"Overseer", "governor", "daimyo"

Classical Period

The Empire of Gehennum is divided into 39 administrative districts called "episkopies". Each one is governed by an "overseer" or episkopos who supervises not only Imperial magistrates, but also the army and religious affairs. The episkopos holds office at the pleasure of the emperor, and is charged with enforcing the law, keeping the peace, collecting the taxes, supervising public works, organising the militia, appointing militia officers, managing leases of the imperial estate, etcetera. An episkopos is basically in charge of all aspects of the imperial government of a large area, ruling a population of half a million or so. It is a post with sweeping powers, commanding much patronage locally, and attracting a salary of sixty minai per year besides perquisites such as an official residence: a very dignified position.

Before the Civil War, members of the imperial family and other dynastai held many of the episkopacies, providing an aristocratic check on the imperial bureaucracy. But most of the imperial family was wiped out during the war or in the purges that followed it, and the emperor Regikhord IV (who was constantly at odds with the dynastai) pursued a policy of promoting episkopoi from among the kritēs of the episkopy, i.e. from among professional imperial servants.

An episkopacy is a magistracy, considered appropriate to men aged between forty and sixty. An episkopos is formally subordinate directly to the anakritēs, and imperial kritēs in his province are formally subordinate directly to him. That is, he is formally an officer of the anakritēs' department. But his supervisory authority places other departments within the episkopy under his oversight. The logistēs collects revenues and pays expenses for the khrysofylax: supervised by the episkopos.
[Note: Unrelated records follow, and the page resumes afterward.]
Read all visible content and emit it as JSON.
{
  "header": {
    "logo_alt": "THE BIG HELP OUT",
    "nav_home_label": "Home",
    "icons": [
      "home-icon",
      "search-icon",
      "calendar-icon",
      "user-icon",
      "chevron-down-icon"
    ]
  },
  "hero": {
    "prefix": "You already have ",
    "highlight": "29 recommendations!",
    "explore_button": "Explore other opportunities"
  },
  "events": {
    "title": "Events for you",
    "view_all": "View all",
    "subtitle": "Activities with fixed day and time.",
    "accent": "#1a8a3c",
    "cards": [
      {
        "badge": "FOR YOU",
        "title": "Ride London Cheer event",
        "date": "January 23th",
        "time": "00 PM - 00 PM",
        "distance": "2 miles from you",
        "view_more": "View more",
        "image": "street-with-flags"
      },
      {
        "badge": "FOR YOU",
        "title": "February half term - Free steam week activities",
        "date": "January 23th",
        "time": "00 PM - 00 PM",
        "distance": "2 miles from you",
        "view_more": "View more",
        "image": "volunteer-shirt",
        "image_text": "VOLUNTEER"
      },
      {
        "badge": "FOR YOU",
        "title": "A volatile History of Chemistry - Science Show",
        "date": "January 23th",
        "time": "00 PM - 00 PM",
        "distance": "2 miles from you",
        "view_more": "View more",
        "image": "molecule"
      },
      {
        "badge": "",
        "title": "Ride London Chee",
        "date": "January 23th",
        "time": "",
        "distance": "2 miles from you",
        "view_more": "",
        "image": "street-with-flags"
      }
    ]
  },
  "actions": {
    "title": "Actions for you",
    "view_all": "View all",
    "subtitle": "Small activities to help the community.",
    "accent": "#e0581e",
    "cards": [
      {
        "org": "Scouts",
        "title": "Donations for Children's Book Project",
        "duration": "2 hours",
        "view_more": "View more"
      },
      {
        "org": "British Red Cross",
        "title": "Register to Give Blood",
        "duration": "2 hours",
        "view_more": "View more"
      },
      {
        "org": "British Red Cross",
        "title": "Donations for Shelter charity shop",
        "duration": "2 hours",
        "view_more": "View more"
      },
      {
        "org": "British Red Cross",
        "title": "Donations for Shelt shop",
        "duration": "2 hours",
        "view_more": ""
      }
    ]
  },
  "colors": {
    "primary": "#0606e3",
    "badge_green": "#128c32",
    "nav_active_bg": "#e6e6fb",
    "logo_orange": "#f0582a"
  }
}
The stratēgos organises and commands the militias in the episkopy for the polemarkh: supervised by the episkopos. Even the tagmarkh of the imperial army tagma stationed in the episkopy is supervised by the episkopos.

For provincial eupatridai who would have little chance of attracting attention and patronage in Thekla, the court of their episkopos is the focus of most ambition. It is there that gentlemen are appointed hypokritēs, it is there that crucial leases on imperial estates are let.

Decadent Period

In the Decadent Period the actual power of the central government over the episkopoi who govern its provinces is feeble. While the emperor, the polemarkh, and the dynastai were struggling for power in Thekla, the episkopoi of the provinces slipped into practical autonomy. The emperor and the anakritēs are ciphers, and the episkopoi no more than vassals of the central government. In theory the episkopoi are still appointed by the Emperor, and they still send annual reports and protestations of diligence and loyalty to the anakritēs. But in practice the episkopacies are hereditary or at least family possessions, and the episkopoi are not subject to much interference in their running of affairs. If the polemarkh has proof of wrongdoing, especially treason, he can still dispose of an episkopos without the episkopy rebelling and the other episkopoi uniting against him. Even then any blatant attempt to stuff an episkopacy with one of his stooges will meet resistance. The episkopoi intrigue against one another, but they unite to prevent any great re-assertion of central power. Like European dukes and counts in the nadir of feudalism, or like Japanese daimyo under a weak shogun, episkopoi are great territorial lords only just subject to the empire of which they are in theory officers.

Episcopal authority over the archpriest, the numerous kritēs of his domain, and his logistēs are uncomplicated, but military matters are not straightforward. The polemarkh usually appoints the commander of the Imperial Army tagma in the episkopy, so the episkopos finds the Army unreliable. And though the episkopos appoints the stratēgos of the militias in his domain, militia are not suited to be bodyguards and political hatchetmen. Therefore nearly every episkopos maintains an agema of military retainers, drawn from the local eupatridai and serving in exchange for political favours and grants of leases on public land.

In this period the episkopoi are the source of all the patronage that most people are interested in, and men wishing for a political career go to their courts rather than to that of the emperor or the polemarkh. The episkopal courts are certainly where the leases of imperial lands are passed out, where krites and hypokrites are appointed, and where politēs are made and broken.

Copyright © 1991 by Brett Evill. All rights reserved.